Until 2003, I felt that I was a teacher in a system. I had seized hold of teacher leadership much earlier in the 1990s but it was because of the apathy and disinterest of administration. When I was perceived as a threat, I was duly guarded. But it was too late. I had unleashed my passions for leadership from within the ranks. It could no longer be forestalled because I took the high road of the desire to have students achieve at their highest possible level without restraints. It was then that I experienced the shared leadership thrust. With new administrative leadership who respected and validated the upfront role of teachers, teacher leadership thrived. A change in administration only magnified the role of teachers as leaders and further validated collaborative leadership. It is in this crucible that the pragmatically optimistic me lies. Public education has many threats from outside the ranks. Charter schools, cyber schools, an assault on public education by state governments, the public declaring “open season” on teachers, and the overall attitude that our schools are failing permeate too much of our national thought. These are viable threats. But in the tradition of Thomas Jefferson, there is no free society without a free public education. Our youth are the building blocks of our society and our democratic way of life. Public education is the foundation upon which a successful government and its society are based. It communicates culture, values, traditions, and becomes the homogenous experience of all Americans. That is the undeniable end of which I dedicate my services. It is endemic to a democracy.
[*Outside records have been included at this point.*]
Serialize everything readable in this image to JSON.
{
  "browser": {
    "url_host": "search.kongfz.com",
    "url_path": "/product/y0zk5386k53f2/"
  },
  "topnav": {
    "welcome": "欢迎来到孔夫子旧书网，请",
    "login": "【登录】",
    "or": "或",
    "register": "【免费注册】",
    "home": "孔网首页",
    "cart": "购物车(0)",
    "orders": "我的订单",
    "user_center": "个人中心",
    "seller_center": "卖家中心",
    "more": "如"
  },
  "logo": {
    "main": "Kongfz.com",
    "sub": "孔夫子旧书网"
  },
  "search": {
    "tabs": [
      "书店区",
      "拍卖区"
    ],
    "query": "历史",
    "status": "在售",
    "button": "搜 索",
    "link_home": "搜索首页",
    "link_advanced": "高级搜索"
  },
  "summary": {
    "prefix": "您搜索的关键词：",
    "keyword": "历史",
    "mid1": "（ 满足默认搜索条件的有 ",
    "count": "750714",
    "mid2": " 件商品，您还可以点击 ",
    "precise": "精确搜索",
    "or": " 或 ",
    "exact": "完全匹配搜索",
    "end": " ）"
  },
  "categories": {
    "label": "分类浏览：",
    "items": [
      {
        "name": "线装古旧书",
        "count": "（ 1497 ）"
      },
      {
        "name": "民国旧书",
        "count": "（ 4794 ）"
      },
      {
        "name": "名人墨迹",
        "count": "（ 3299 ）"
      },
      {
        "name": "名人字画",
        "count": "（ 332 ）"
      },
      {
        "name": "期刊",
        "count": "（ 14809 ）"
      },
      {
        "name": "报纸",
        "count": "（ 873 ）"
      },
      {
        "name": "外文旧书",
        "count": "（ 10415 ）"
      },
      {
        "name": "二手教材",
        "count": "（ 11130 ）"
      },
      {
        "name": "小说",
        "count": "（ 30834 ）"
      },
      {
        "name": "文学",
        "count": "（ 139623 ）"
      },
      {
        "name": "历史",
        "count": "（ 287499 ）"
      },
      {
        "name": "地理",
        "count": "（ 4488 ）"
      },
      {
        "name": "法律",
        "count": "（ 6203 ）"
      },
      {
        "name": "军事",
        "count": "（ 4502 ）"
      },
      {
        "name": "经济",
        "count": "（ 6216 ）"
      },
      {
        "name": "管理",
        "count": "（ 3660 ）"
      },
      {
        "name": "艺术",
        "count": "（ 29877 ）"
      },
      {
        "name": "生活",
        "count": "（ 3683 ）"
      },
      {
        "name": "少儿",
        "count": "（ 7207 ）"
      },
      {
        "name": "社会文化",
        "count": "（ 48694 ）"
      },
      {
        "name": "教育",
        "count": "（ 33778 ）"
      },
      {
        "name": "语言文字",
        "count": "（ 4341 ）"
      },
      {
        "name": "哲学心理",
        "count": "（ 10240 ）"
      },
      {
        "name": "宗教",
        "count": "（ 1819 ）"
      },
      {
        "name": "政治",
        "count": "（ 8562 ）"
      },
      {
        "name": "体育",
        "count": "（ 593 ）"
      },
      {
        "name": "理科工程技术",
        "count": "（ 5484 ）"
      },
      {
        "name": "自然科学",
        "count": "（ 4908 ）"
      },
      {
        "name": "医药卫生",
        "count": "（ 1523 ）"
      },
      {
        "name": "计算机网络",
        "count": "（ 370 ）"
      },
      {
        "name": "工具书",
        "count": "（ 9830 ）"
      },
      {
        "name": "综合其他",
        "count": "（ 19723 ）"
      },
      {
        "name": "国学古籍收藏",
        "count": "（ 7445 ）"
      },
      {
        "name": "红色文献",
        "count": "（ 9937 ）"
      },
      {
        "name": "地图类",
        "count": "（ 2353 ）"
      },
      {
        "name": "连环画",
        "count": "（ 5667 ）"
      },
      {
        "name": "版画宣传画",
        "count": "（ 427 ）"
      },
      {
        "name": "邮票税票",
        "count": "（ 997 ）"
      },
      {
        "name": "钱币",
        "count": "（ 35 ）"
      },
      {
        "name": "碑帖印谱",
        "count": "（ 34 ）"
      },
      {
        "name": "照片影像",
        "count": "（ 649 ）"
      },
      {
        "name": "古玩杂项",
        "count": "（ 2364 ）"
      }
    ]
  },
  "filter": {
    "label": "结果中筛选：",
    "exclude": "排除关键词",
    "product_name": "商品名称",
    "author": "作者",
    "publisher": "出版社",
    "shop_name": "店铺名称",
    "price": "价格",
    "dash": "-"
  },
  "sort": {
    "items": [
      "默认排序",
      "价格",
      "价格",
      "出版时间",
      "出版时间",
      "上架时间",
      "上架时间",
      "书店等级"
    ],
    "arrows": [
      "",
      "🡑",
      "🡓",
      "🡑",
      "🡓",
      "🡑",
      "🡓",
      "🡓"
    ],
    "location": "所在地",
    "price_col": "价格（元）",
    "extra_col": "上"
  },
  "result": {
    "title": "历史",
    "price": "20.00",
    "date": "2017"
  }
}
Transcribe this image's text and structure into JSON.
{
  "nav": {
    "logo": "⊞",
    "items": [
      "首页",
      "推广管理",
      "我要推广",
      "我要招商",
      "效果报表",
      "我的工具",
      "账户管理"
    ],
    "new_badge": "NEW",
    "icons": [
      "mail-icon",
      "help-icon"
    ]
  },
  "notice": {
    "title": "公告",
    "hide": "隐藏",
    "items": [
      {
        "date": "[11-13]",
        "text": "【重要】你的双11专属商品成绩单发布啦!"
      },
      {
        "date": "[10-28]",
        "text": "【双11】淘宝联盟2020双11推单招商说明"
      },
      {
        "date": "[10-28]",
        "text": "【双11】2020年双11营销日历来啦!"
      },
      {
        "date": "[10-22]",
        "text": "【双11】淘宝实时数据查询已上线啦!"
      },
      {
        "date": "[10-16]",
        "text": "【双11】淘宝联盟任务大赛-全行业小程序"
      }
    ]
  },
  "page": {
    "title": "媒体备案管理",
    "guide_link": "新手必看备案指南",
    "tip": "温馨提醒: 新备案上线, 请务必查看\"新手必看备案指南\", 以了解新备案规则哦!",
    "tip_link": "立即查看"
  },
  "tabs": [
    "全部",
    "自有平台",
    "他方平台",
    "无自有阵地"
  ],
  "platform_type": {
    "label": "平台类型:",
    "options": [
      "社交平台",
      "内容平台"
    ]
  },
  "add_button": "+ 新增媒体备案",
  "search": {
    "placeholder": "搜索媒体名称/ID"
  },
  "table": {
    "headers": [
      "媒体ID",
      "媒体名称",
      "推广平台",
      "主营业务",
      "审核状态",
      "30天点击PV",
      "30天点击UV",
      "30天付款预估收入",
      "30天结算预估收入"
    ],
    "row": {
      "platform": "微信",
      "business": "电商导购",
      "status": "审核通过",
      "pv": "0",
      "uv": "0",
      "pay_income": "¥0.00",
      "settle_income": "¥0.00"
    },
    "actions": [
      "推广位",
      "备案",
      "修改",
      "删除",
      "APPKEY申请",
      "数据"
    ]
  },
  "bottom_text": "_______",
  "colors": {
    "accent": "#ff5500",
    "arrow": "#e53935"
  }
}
My challenge to myself and to other educators is to see each day through the lens of the 5 L’s. Live, love, learn, laugh, and leave a legacy. Exhibit to your charges that you love what you do and encourage them to come along on your new journey. Every school year is a new journey or trek. If you do not exhibit your love for what you do, how would young people think that what you are teaching is valuable? And remember that you are in the business of human beings. We crunch data and sometimes students become numbers. But, we should not lose sight of the essence of teaching—developing the human potential to it apex. Be learners. See each day as another opportunity to affect the world through our students. We have the unenviable chance to be an ingredient in the life of another human being, and we see 100-150 of them a day. Please let’s laugh. It is the most human music that a person can make and it can be infectious. And we learn better when the senses are properly relaxed and open to thinking. And perhaps most of all, leave a legacy. Your students are your legacy; your words and actions each day are your legacy; your treatment of your charges by personalizing their k-12 experience is also your legacy. When students come back to tell you that you were significant in their life, they tacitly acknowledge the path of educational advancement that you took with them but they will most remember how you treated and cared about them as individuals. We must always know that we are in the human business and we can exact magical results with belief in the potential of our young.